- If you’re a senior manager under the SM&CR (Senior Managers and Certification Regime), you should report to the FCA or PRA
- Solicitors would have to report any wrongdoings to the SRA
2. Abide by Your Company’s Whistleblowing Policies
Your organisation should have a whistleblowing policy with information on who to speak with and the procedure that the person in charge must follow in their investigation. If you don’t proceed according to the policy, your employer could later allege that they weren’t aware you blew the whistle.
3. Make Your Disclosure in Writing
It’s always better to keep a record of your concerns by raising them in writing, even if the company’s whistleblowing policy encourages verbal disclosure. An email is probably the most convenient medium.
4. Choose Your Words Carefully
The words you use in your disclosure must convey clearly that you are sharing information about facts and not just spreading rumours or making harsh accusatory remarks. Also, strive to be courteous in your assertions to the best of your ability.
5. You Should Not Investigate

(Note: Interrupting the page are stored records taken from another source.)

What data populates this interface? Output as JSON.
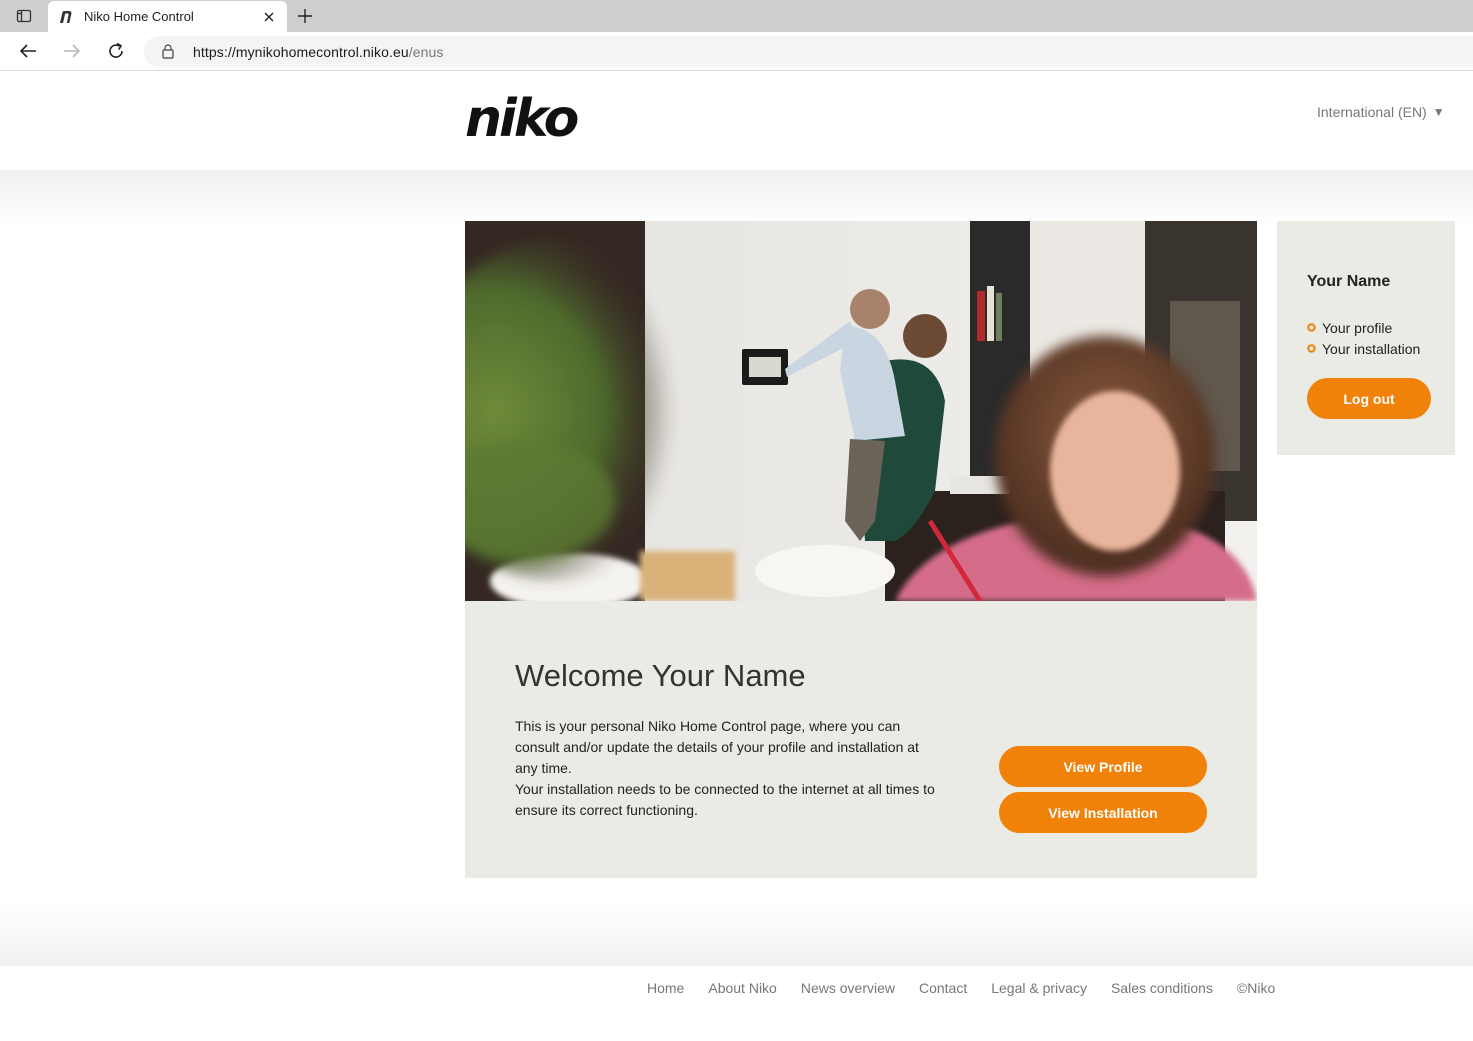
{
  "browser": {
    "tab_title": "Niko Home Control",
    "url_host": "https://mynikohomecontrol.niko.eu",
    "url_path": "/enus"
  },
  "header": {
    "logo_text": "niko",
    "language": "International (EN)"
  },
  "welcome": {
    "title": "Welcome Your Name",
    "paragraph1": "This is your personal Niko Home Control page, where you can consult and/or update the details of your profile and installation at any time.",
    "paragraph2": "Your installation needs to be connected to the internet at all times to ensure its correct functioning.",
    "view_profile_label": "View Profile",
    "view_installation_label": "View Installation"
  },
  "sidebar": {
    "name": "Your Name",
    "links": [
      {
        "label": "Your profile"
      },
      {
        "label": "Your installation"
      }
    ],
    "logout_label": "Log out"
  },
  "footer": {
    "links": [
      {
        "label": "Home"
      },
      {
        "label": "About Niko"
      },
      {
        "label": "News overview"
      },
      {
        "label": "Contact"
      },
      {
        "label": "Legal & privacy"
      },
      {
        "label": "Sales conditions"
      }
    ],
    "copyright": "©Niko"
  },
  "colors": {
    "accent": "#f0820a",
    "panel": "#ebebe6",
    "muted_text": "#777777"
  },
  "icons": {
    "tab_actions": "tab-actions-icon",
    "favicon": "niko-favicon-icon",
    "close": "close-icon",
    "new_tab": "plus-icon",
    "back": "back-arrow-icon",
    "forward": "forward-arrow-icon",
    "reload": "reload-icon",
    "lock": "lock-icon",
    "bullet": "circle-bullet-icon",
    "language_caret": "caret-down-icon"
  }
}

Remember that you are not charged with investigating the facts. You only need to disclose what you witnessed and let your superior or prescribed person or body do the proper scrutiny. If you insist on doing the investigation yourself, your motivations could be legitimately questioned, and your employment relationship could suffer as a result.

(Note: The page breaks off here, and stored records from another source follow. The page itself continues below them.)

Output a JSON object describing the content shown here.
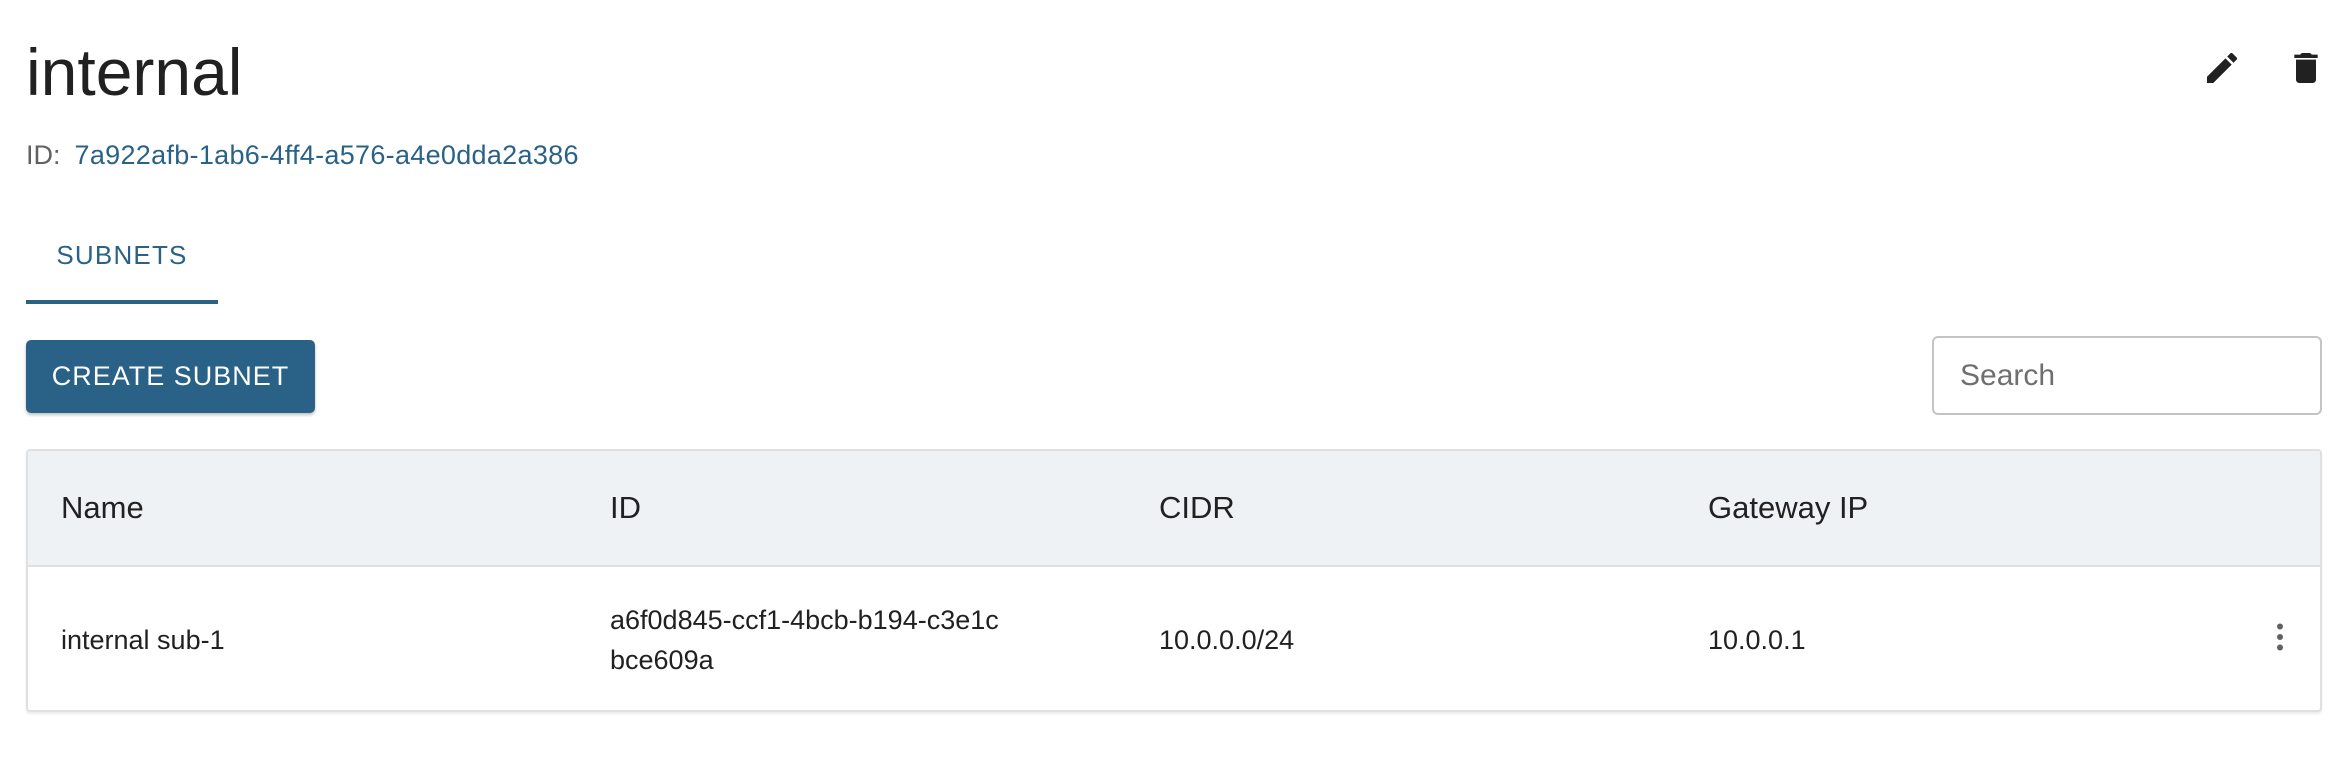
{
  "header": {
    "title": "internal",
    "id_label": "ID:",
    "id_value": "7a922afb-1ab6-4ff4-a576-a4e0dda2a386"
  },
  "icons": {
    "edit": "pencil-icon",
    "delete": "trash-icon",
    "row_menu": "more-vertical-icon"
  },
  "tabs": [
    {
      "label": "SUBNETS",
      "active": true
    }
  ],
  "toolbar": {
    "create_label": "CREATE SUBNET",
    "search_placeholder": "Search",
    "search_value": ""
  },
  "table": {
    "columns": [
      "Name",
      "ID",
      "CIDR",
      "Gateway IP"
    ],
    "rows": [
      {
        "name": "internal sub-1",
        "id": "a6f0d845-ccf1-4bcb-b194-c3e1cbce609a",
        "cidr": "10.0.0.0/24",
        "gateway_ip": "10.0.0.1"
      }
    ]
  },
  "colors": {
    "accent": "#2a6287",
    "header_bg": "#eff2f5",
    "text": "#212121",
    "muted": "#616161"
  }
}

6. Consider Using a Regulator
If you doubt your employer’s goodwill and suspect that they may not take kindly to your meddling, you should probably consider having public authorities involved. The body responsible for receiving your report should be the one that can enforce penalties in that given field (e.g., if it’s a tax issue, the HMRC).

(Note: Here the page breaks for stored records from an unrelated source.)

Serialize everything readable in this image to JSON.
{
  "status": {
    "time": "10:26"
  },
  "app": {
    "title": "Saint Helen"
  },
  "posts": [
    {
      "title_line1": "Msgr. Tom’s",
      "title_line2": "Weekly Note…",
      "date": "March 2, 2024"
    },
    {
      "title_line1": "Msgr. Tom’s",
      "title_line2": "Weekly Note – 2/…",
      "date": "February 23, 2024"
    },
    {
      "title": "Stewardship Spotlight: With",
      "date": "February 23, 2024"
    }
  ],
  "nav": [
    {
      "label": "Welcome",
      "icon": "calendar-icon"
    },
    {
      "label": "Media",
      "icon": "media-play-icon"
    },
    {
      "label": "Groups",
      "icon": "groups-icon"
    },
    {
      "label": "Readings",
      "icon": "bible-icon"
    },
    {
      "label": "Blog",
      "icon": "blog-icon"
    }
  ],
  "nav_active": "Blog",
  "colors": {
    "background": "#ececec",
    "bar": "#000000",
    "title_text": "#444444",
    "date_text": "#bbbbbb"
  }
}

7. Try Not to Make It Public
You should not make your concerns widespread by going to the press or posting them on social media. If you do, you risk losing your whistleblower protection.
If My Employer Punishes Me for Whistleblowing, Could I File an Employment Tribunal Claim?
Some employers don’t handle whistleblowers very well and could end up turning hostile against you. In many instances, they could take the following actions against you (among others):
- Harass or victimised you
- Put pressure on you to quit your job
- Restrict access to benefits or bonuses
- Dismiss or demote you
Likewise, if you are victimised or receive detrimental treatment because of your whistleblowing, you can resign from your position and file a constructive dismissal claim alleging a breach of mutual trust (which has virtually the same effect as an unfair dismissal claim).
Whistleblowing dismissal claims must be made within three months of the termination date. However, you’d have to notify Acas (the Advisory, Conciliation, and Arbitration Service) first, who will then open an early conciliation process.
In cases of mistreatment, you can always try to sort things out internally by raising a grievance directly to your employer, who should grant you the opportunity to make your case in a hearing.
If you witnessed egregious wrongdoing on the part of coworkers or your superiors and don’t know what to do, you should talk to an employment expert who can guide you. It’s also important to seek help from one of our specialist employment law solicitors when faced with pushback and threats from your employer after you “blew the whistle”.
For expert legal advice on whistleblowing concerns, get in contact with our employment team by calling 03334149244. We would be more than honoured to take your case.
You could make an anonymous disclosure. Nonetheless, some circumstances could prevent the prescribed person from taking further measures unless your identity and other personal details are provided. Moreover, you likely won’t be able to prove that any unfair treatment is a result of your whistleblowing.
You could reveal your personal details and request that they remain confidential if you fear serious reprisals from the perpetrators.
You will not have the chance to intervene in the proceedings, though the body or person responsible can keep you posted about the actions they took.
A settlement agreement should not contain any “gagging clauses” that prevent you from making protected disclosures, considering how, on many occasions, you’re legally obliged to do so.